Today marks the eve of the fifth anniversary of the United States-led invasion of Iraq, and the beginning of a war that will now enter its sixth year. What began as a fast attack on and capture of Baghdad has turned into a drawn-out rebuilding of a county with an unstable political situation. Launched after the 9/11 terrorist attack-incurred invasion of Afghanistan, the U.S. has lost nearly 4,000 troops in Iraq, almost 500 in Afghanistan, with over 25,000 US service members wounded in both conflicts. The impact on the Iraqi populace has been significant, with tens of thousands of civilian deaths.
Congresswoman Lois Capps spoke out against what she said was an unfortunate observance. “Today we observe a sad anniversary for our country and the world as we mark the fifth anniversary of the beginning of the war in Iraq,” Capps said in a statement released today. “Today-over a year after President Bush’s escalation of the war-Iraq remains embroiled in a bitter civil war with our troops caught in the middle, trying to referee this ongoing sectarian conflict. Despite the promises of the Bush Administration that this escalation would finally bring stability to the region, peace and political progress have yet to be realized.” In Santa Barbara and across the U.S., debates continue on the subject of the military’s best option for preventing further bloodshed, both of American soldiers and Iraqi citizens. Some Americans still support the war, some call it a mistake, and some go as far to say that troops should be withdrawn immediately. Iraqi Foreign Minister Hoshyar Zebari has stated that removing foreign troops from Iraq now would be catastrophic.
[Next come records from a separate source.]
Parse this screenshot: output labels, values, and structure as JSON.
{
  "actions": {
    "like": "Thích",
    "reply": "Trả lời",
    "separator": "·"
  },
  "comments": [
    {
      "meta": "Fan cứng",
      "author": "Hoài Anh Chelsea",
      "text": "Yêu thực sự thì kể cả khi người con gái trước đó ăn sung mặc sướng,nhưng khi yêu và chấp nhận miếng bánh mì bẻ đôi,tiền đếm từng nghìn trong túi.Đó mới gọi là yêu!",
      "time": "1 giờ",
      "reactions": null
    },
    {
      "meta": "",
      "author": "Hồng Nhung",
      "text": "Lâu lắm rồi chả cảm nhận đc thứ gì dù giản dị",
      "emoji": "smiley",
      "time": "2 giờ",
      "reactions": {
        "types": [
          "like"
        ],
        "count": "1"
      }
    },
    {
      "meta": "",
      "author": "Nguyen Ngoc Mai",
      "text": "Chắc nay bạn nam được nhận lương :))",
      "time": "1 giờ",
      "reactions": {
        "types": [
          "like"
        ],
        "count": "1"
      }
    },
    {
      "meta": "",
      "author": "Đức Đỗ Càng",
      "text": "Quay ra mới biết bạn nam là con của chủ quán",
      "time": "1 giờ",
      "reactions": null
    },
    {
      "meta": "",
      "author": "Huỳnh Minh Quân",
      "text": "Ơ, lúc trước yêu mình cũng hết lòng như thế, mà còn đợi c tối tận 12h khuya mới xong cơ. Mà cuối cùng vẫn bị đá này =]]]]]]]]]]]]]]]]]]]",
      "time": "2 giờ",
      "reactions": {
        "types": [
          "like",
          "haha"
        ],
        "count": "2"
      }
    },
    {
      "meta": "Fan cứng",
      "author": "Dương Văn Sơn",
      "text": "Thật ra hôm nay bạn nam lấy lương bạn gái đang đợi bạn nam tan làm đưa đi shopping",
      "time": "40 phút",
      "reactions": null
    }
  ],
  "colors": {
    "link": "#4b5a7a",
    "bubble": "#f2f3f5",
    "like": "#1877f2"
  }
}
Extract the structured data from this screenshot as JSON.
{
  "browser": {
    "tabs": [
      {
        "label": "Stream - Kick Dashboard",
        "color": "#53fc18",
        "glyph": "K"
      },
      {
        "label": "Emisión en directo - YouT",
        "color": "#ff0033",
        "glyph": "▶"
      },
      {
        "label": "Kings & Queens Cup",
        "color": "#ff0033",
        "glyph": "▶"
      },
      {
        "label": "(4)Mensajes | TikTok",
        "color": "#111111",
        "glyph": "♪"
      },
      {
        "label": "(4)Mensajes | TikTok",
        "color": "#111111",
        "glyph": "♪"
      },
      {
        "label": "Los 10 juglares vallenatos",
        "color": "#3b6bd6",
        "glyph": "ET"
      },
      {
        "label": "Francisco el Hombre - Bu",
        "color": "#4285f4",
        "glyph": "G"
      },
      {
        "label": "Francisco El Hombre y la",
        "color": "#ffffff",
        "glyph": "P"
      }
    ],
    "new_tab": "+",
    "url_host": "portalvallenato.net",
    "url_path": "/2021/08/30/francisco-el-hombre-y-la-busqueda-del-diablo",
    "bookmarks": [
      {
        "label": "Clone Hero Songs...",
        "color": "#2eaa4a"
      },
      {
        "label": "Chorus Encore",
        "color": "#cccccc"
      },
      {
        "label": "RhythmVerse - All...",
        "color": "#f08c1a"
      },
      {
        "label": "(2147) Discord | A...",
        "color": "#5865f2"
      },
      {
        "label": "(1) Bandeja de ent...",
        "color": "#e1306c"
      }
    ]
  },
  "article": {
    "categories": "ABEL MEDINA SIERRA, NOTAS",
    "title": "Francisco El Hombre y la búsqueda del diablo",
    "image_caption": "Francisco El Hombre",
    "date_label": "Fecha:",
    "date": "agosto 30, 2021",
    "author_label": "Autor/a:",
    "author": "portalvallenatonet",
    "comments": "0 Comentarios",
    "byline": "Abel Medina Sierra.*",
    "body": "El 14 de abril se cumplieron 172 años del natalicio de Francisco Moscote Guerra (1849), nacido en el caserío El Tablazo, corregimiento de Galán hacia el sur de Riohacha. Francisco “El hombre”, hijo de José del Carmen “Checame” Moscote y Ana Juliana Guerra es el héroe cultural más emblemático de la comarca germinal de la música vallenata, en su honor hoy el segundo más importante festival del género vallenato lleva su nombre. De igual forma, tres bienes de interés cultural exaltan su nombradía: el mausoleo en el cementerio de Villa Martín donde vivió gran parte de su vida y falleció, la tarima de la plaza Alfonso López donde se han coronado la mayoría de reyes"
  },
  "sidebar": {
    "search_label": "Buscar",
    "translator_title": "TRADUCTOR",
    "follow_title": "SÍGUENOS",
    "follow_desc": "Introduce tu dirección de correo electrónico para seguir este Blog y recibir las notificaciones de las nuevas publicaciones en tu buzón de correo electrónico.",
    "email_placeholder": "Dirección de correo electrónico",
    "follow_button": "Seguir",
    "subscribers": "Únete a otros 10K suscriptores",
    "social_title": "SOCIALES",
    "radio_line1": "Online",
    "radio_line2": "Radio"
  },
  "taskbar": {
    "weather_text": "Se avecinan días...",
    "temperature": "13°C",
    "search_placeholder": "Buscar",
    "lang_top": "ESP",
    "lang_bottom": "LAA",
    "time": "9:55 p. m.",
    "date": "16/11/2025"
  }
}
While the legality of the war was originally based on reports that Saddam Hussein was developing nuclear and biological “ weapons of mass destruction,” as well as having ties with the Al Qaeda terrorist organization, this information was later found to be incorrect. However, since the existing regime was toppled, political stability in Iraq remains an issue, with partisan insurgents and terrorists existing as a threat to foreign and domestic military and police forces in Iraq. The U.S.-led coalition-dubbed the Coalition of the Willing-originally included military involvement by nearly 40 countries, with the U.S. and the United Kingdom supplying the bulk of the troops. Almost 20 countries have already withdrawn their troops.